**EXERCISE GOAL**
Word for word, copy each record that comes after this.
*** Opening EXERCISE DATA ***
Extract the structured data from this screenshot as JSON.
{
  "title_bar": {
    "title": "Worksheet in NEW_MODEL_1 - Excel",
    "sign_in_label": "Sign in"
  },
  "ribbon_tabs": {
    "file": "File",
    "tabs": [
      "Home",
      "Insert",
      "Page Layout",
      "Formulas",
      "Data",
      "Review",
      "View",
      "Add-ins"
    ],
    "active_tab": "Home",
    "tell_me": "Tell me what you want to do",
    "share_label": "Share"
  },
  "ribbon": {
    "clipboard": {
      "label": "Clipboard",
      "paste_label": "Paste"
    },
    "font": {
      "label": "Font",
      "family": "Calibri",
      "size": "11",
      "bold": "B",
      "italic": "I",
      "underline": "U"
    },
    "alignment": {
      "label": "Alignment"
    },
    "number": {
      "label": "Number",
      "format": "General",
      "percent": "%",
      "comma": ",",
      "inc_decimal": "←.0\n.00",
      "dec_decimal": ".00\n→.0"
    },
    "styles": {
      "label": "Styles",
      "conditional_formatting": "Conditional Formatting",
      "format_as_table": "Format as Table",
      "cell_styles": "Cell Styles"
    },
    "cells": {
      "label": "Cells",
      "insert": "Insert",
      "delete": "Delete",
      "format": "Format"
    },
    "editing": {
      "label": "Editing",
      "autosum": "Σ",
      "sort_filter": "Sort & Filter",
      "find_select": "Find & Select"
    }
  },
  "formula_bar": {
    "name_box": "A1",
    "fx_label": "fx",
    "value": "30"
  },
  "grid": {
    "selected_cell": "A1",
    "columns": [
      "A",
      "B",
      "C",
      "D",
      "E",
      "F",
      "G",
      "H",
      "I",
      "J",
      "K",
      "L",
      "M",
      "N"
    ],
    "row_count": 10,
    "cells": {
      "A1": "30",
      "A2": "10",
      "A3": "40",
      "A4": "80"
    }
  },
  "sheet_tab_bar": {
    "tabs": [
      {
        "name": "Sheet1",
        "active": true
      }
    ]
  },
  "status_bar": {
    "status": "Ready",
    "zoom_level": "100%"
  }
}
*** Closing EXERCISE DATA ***
**THE COMPLETED TASK**
Extract the structured data from this screenshot as JSON.
{
  "title_bar": {
    "title": "Worksheet in NEW_MODEL_1 - Excel",
    "sign_in_label": "Sign in"
  },
  "ribbon_tabs": {
    "file": "File",
    "tabs": [
      "Home",
      "Insert",
      "Page Layout",
      "Formulas",
      "Data",
      "Review",
      "View",
      "Add-ins"
    ],
    "active_tab": "Home",
    "tell_me": "Tell me what you want to do",
    "share_label": "Share"
  },
  "ribbon": {
    "clipboard": {
      "label": "Clipboard",
      "paste_label": "Paste"
    },
    "font": {
      "label": "Font",
      "family": "Calibri",
      "size": "11",
      "bold": "B",
      "italic": "I",
      "underline": "U"
    },
    "alignment": {
      "label": "Alignment"
    },
    "number": {
      "label": "Number",
      "format": "General",
      "percent": "%",
      "comma": ",",
      "inc_decimal": "←.0\n.00",
      "dec_decimal": ".00\n→.0"
    },
    "styles": {
      "label": "Styles",
      "conditional_formatting": "Conditional Formatting",
      "format_as_table": "Format as Table",
      "cell_styles": "Cell Styles"
    },
    "cells": {
      "label": "Cells",
      "insert": "Insert",
      "delete": "Delete",
      "format": "Format"
    },
    "editing": {
      "label": "Editing",
      "autosum": "Σ",
      "sort_filter": "Sort & Filter",
      "find_select": "Find & Select"
    }
  },
  "formula_bar": {
    "name_box": "A1",
    "fx_label": "fx",
    "value": "30"
  },
  "grid": {
    "selected_cell": "A1",
    "columns": [
      "A",
      "B",
      "C",
      "D",
      "E",
      "F",
      "G",
      "H",
      "I",
      "J",
      "K",
      "L",
      "M",
      "N"
    ],
    "row_count": 10,
    "cells": {
      "A1": "30",
      "A2": "10",
      "A3": "40",
      "A4": "80"
    }
  },
  "sheet_tab_bar": {
    "tabs": [
      {
        "name": "Sheet1",
        "active": true
      }
    ]
  },
  "status_bar": {
    "status": "Ready",
    "zoom_level": "100%"
  }
}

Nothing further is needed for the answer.